This chapter discusses the limited defences that are available in divorce proceedings. It explains that defended divorces or dissolutions of civil partnerships are not very common in practice and that there are limited ‘defences’ available, which may only lead to a delay in proceedings rather that stopping proceedings. It covers petitions after five years’ separation; Section 5 Matrimonial Causes Act 1973; protection in two-year separation cases; Section 10 Matrimonial Causes Act 1973; and section 10A Matrimonial Causes Act 1973, which was passed in the wake of a number of cases of women being refused a religious divorce by their spouse.

Chapter

This chapter deals with the European law governing jurisdiction in divorce and the international law concepts that are a feature of this area of law. It discusses the increasingly important question of jurisdiction in divorce proceedings, and explains the concepts of ‘domicile’which includes domicile of origin, domicile of dependence, and domicile of choice. It also explains the concept of ‘habitual residence’ as how both domicile and habitual residence apply to divorce proceedings. There is finally an outline of jurisdiction in practice and the rule that if the domicile of a client is uncertain then habitual residence is usually easier to establish. There is some mention of Brexit.

Chapter

This chapter deals with the European law governing jurisdiction in divorce and the international law concepts that are a feature of this area of law. It discusses the increasingly important question of jurisdiction in divorce proceedings, and explains the concepts of ‘domicile’which includes domicile of origin, domicile of dependence, and domicile of choice. It also explains the concept of ‘habitual residence’ as how both domicile and habitual residence apply to divorce proceedings. There is finally an outline of jurisdiction in practice and the rule that if the domicile of a client is uncertain then habitual residence is usually easier to establish. There is some mention of Brexit.

Chapter

This chapter discusses the limited defences that are available in divorce proceedings. It explains that defended divorces or dissolutions of civil partnerships are not very common in practice and that there are limited ‘defences’ available, which may only lead to a delay in proceedings rather that stopping proceedings. It covers petitions after five years’ separation; Section 5 Matrimonial Causes Act 1973; protection in two-year separation cases; Section 10 Matrimonial Causes Act 1973; and section 10A Matrimonial Causes Act 1973, which was passed in the wake of a number of cases of women being refused a religious divorce by their spouse.

Chapter

This chapter starts by outlining some of the changes in society that have driven the development of the law on disputes regarding the family home.

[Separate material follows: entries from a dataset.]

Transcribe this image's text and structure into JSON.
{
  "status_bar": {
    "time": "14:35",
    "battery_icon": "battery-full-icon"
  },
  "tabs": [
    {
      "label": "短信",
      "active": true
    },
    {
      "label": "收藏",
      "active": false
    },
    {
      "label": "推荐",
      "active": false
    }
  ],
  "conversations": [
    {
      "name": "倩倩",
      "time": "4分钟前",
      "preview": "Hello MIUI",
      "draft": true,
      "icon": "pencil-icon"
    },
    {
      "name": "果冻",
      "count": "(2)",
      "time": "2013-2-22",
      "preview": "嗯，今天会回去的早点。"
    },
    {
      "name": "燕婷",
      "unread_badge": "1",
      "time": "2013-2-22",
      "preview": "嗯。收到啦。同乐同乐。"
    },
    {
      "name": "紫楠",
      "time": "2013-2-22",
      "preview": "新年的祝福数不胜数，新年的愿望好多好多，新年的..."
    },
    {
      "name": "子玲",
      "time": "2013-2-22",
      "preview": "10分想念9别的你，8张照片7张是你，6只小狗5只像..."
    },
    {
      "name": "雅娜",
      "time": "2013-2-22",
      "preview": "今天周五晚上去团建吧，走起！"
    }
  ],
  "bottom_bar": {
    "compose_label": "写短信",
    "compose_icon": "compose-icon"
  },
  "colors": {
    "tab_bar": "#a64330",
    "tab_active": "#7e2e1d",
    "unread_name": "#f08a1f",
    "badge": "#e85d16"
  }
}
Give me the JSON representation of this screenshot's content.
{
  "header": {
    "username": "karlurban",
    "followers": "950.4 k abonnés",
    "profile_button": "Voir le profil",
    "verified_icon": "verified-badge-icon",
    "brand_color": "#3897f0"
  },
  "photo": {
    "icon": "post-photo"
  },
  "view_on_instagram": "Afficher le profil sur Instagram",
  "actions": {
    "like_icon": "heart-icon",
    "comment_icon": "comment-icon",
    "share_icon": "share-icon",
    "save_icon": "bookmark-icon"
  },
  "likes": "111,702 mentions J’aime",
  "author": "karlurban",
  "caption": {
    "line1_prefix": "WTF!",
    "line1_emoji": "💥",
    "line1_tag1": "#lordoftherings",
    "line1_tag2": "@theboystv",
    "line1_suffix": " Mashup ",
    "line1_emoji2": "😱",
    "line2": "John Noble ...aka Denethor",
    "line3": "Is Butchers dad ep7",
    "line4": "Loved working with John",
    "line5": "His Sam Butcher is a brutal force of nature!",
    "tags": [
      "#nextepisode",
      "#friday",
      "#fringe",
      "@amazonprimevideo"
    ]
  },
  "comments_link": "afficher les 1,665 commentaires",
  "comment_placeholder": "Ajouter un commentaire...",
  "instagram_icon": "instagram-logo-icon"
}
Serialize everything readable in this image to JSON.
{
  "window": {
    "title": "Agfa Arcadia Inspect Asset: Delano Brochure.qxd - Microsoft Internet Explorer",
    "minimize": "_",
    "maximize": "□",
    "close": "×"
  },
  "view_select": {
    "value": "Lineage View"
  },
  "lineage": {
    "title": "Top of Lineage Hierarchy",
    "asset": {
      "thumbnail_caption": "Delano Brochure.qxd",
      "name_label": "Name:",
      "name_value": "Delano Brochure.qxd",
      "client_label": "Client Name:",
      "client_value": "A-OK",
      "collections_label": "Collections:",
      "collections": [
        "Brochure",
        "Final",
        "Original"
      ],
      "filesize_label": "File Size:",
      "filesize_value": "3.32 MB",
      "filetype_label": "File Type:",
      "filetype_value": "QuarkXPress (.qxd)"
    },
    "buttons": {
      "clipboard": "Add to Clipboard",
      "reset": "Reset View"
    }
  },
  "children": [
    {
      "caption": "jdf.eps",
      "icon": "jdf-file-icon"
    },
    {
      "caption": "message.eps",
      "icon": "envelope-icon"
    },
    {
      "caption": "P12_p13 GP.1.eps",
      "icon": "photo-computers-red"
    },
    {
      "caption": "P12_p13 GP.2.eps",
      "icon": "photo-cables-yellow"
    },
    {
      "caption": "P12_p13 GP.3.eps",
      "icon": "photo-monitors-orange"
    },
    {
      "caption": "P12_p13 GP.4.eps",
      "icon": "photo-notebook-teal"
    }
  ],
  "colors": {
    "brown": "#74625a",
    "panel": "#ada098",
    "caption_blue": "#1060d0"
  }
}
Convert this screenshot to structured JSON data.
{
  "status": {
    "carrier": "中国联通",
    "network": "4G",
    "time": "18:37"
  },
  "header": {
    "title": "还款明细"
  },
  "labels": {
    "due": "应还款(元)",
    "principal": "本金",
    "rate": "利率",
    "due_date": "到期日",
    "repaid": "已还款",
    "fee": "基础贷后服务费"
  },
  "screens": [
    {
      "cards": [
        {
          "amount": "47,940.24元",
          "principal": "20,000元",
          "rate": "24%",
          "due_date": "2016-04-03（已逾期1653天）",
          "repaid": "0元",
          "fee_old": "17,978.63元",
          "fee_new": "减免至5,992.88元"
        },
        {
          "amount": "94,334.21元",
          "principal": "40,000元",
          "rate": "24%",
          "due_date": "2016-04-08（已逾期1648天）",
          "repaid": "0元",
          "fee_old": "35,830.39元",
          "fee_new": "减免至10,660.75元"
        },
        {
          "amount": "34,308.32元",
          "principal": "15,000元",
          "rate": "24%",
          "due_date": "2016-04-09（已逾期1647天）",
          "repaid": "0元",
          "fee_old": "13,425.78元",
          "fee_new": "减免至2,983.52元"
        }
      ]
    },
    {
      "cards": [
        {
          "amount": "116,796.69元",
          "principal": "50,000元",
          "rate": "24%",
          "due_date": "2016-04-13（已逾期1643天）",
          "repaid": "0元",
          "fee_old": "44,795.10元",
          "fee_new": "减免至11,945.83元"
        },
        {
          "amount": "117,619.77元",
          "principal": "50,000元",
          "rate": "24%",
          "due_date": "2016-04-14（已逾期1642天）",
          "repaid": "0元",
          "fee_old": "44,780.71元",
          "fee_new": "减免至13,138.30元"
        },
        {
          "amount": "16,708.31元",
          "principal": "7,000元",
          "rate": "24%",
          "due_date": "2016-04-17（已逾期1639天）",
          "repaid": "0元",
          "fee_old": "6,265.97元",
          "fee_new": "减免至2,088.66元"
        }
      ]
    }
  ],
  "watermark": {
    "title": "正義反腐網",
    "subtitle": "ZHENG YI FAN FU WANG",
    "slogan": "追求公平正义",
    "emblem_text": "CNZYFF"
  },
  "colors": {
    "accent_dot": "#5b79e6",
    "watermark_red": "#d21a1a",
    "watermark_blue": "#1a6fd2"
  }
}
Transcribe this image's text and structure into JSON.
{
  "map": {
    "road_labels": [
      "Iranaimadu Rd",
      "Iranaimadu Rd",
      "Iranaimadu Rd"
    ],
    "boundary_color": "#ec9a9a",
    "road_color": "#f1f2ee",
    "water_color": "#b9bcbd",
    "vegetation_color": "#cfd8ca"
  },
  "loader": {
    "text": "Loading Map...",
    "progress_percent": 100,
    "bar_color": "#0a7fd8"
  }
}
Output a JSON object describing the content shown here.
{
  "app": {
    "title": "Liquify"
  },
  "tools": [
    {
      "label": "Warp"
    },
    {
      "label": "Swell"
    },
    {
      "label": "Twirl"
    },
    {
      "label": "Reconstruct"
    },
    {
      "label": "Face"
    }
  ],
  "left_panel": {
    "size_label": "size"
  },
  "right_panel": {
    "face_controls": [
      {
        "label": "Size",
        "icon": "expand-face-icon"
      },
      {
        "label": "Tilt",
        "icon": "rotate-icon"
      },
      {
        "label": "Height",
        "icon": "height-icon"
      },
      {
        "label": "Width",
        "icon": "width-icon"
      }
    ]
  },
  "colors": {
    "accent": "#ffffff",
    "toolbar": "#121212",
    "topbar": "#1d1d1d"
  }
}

When a family is living happily together, there are unlikely to be disputes about the ownership of the family home. However, where the relationship fails, or one of the parties dies, the division of assets-including the family home-can be a deeply divisive issue. Where a couple are married, their dispute can often be resolved through the divorce legislation. Even then, the chapter shows how equity may have a part to play. It also looks at the current state of the law. Most of the cases taken up in this chapter involve cohabiting (rather than married) couples and the family home.

Book

Edited by Ruth Lamont

Family Law offers a contextual and critical examination of the subject, discussing areas of debate and controversy. Topics include: family life and the law; marriage, civil partnership, and cohabitation; seeking a divorce; and property division on divorce. It also examines property division on the breakdown of non-marital relationships; child support; domestic violence and abuse; and legal parenthood and parental responsibility. It moves on to look at private child law, public law child protection, adoption; and human rights and children’s rights in the family. Finally, it considers international family law and family law in practice.